Fair Isle Knitting
Fair Isle charts are a wonderful source of ideas, This needlepoint instruction shows you just how easy it is to do.
I have long been a fan of Fair Isle knitting (it must be the inner preppy coming out). So a couple of years ago when I saw a couturier sweater in Fair Isle patterns in the bright colors, I ripped it out of the magazine and vowed it would become a needlepoint someday. I finally did it, as you can see.
Looking for Fair Isle Knitting Patterns on the Internet found me mostly ones which were not charted. You want to find ones which are. The charts, a free one is further down the page, look like cross stitch charts with the symbols in the grid squares. The needlepoint instruction to make them couldn’t be easier, just stitch them over the intersections.
In this type of knitting the background is one color and the motifs another, as you can see from this picture of another Fair Isle project I made, although the color used for the motif can change row by row. Far less common is Fair Isle with more than two colors in a row, although my inspiration sweater did that.
One cool way to adapt Fair Isle to needlepoint is to use an overdyed thread for the background, especially one which has shades of the same color. This adds a nice layer of texture similar to knitting with hand-dyed yarns. The solid colored motifs stand out nicely against it.
Here’s the chart for the piece with the red background above. To make it easier to see, I kept the background blank. The motifs are repeated on top and bottom with the blue motif as the center. Because these motifs are narrow, I made them all one color.
Fair Isle and related techniques are considered advanced knitting techniques because you are knitting with multiple colors in the same row. But for needlepoint, it is an easy technique.
There are lots of books of Fair Isle techniques out there. Some I like include this Dover book, Traditional Fair Isle Knitting, and a classic book of sweaters from the early 80’s called Fair Isle Knitting.
Fair Isle is one of a number of knitting traditions which use graphic elements in horizontal stripes to make sweaters.
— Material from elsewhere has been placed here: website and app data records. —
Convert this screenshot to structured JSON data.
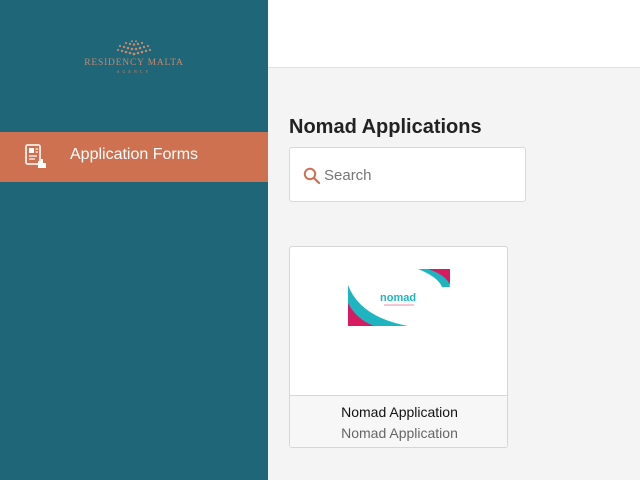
{
  "brand": {
    "name": "RESIDENCY MALTA",
    "subname": "AGENCY",
    "color": "#c9876a"
  },
  "sidebar": {
    "background": "#1f6678",
    "items": [
      {
        "label": "Application Forms",
        "icon": "application-form-icon",
        "active": true,
        "active_color": "#cd7150"
      }
    ]
  },
  "main": {
    "title": "Nomad Applications",
    "search": {
      "placeholder": "Search",
      "value": "",
      "icon": "search-icon"
    },
    "cards": [
      {
        "title": "Nomad Application",
        "subtitle": "Nomad Application",
        "image_logo_text": "nomad",
        "image_accent_colors": [
          "#1fb5c0",
          "#d81b60"
        ]
      }
    ]
  }
}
The Fair Isles are off the coast of Scotland, but there are similar traditions in Scandinavia, see them in a book called Traditional Scandinavian Knitting, and Latvian (Latvian Mittens is a book to look for here). Similar geometric motifs occur in many other kinds of embroidered folk art.
The patterns I used were taken from Fabulous Fair Isle (now out of print, but available used).
This needlepoint instruction in adaptation is so fun and so easy to do, I’ve been thinking about making more ever since I finished. Now I’m ready to make some Christmas ornaments this way — I’ll add the results to a gallery here.